Within the entries below, every line containing "confirmation" is to be copied.

+===+

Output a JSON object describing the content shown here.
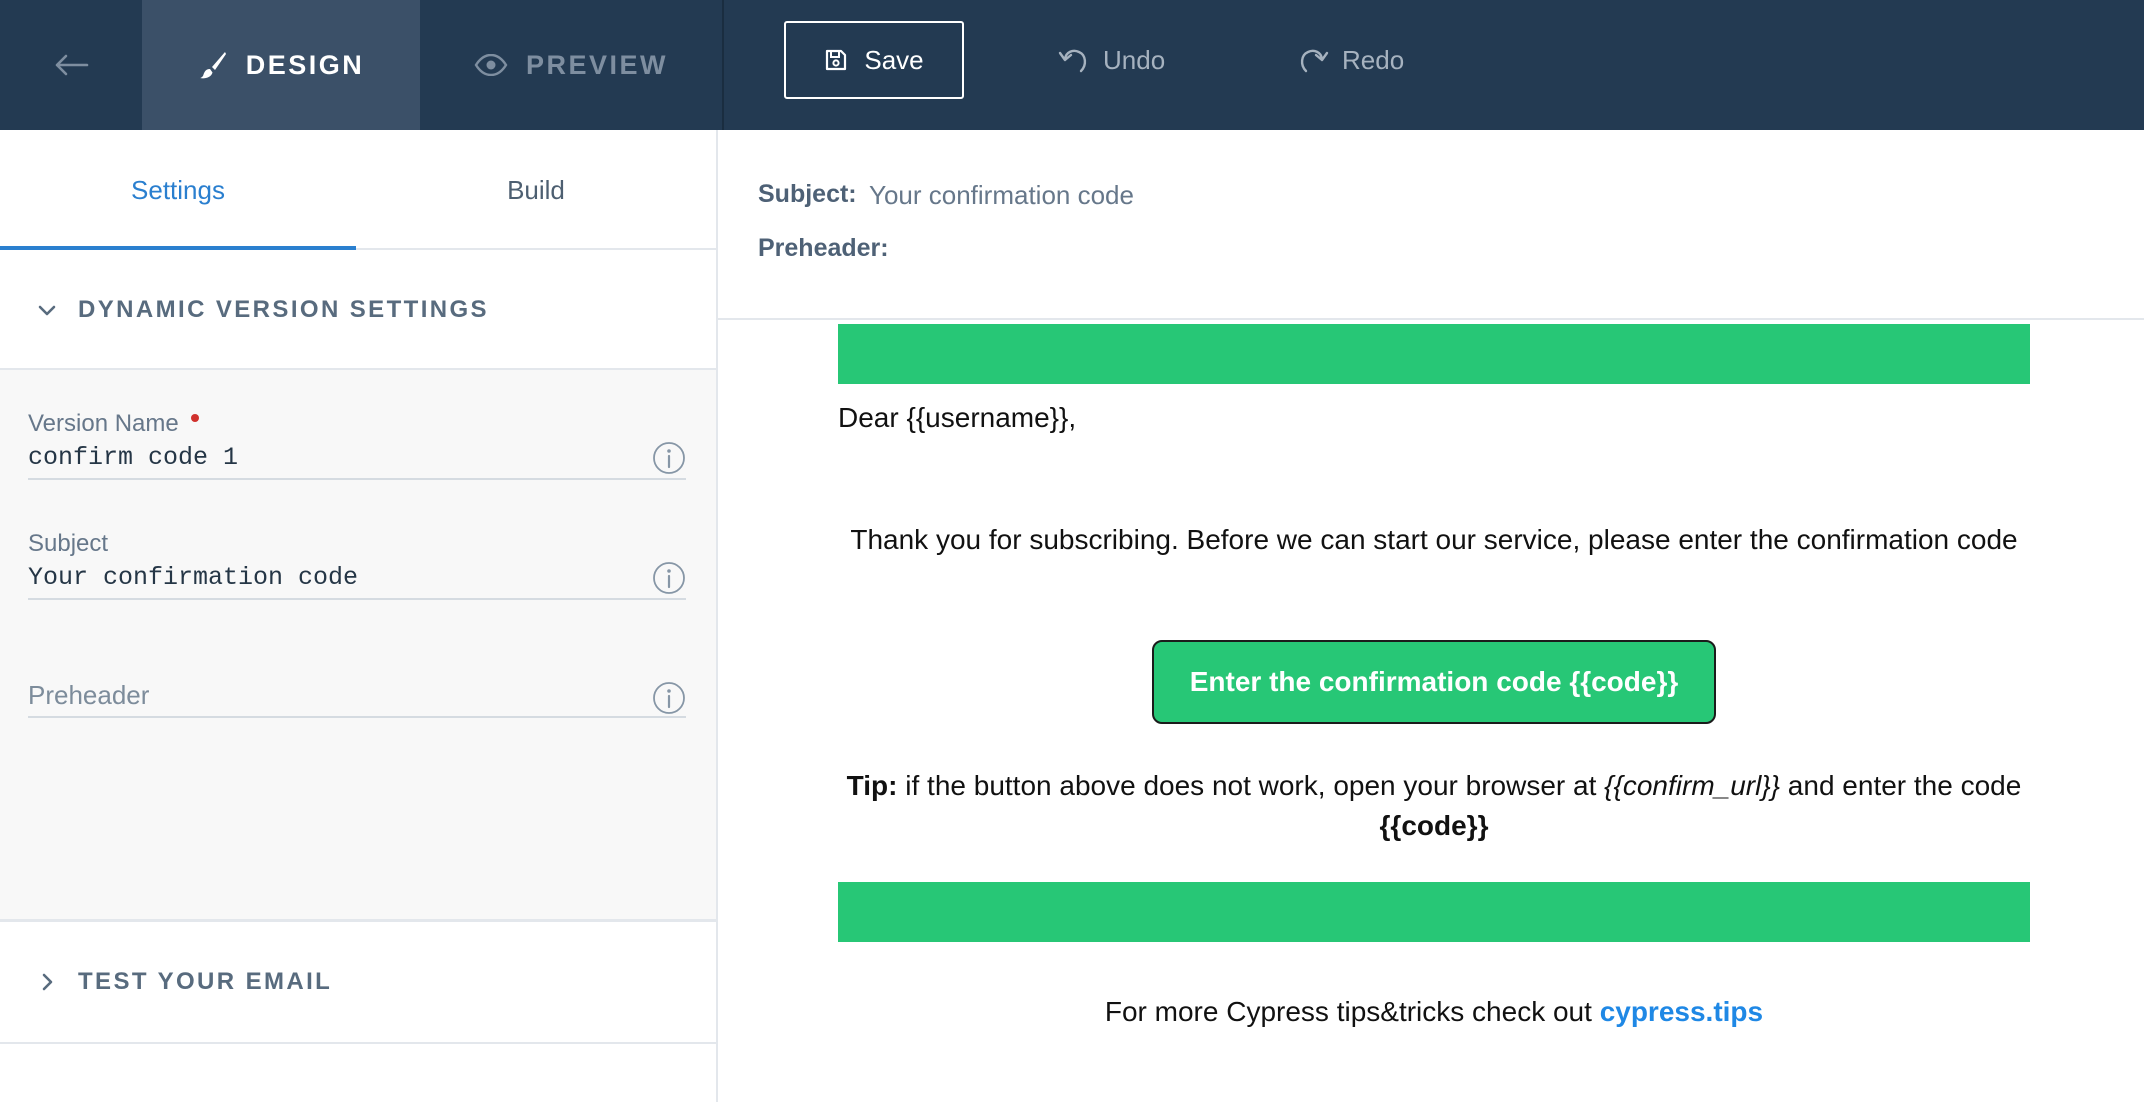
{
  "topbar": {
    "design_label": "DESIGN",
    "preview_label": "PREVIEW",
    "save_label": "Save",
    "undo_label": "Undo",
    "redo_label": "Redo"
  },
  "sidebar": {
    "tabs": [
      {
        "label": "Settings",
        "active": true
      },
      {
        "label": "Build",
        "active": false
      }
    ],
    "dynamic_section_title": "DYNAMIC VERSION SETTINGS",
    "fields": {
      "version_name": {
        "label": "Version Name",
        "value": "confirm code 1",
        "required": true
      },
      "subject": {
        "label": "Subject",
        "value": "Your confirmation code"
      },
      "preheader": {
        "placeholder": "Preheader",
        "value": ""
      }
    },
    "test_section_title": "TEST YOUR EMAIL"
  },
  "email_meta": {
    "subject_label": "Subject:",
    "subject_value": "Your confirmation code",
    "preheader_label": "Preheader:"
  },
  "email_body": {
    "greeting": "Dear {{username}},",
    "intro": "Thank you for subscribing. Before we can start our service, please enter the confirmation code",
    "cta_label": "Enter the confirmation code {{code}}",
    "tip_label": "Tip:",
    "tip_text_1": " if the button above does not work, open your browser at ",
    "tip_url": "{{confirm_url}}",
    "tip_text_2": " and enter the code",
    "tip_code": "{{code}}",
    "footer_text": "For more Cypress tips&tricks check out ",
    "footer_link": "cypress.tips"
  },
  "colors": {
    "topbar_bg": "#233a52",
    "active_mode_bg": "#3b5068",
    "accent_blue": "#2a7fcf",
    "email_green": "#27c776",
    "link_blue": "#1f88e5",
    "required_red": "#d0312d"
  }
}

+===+

> **YOUR SOLUTION**
        "value": "Your confirmation code"
    "subject_value": "Your confirmation code",
    "intro": "Thank you for subscribing. Before we can start our service, please enter the confirmation code",
    "cta_label": "Enter the confirmation code {{code}}",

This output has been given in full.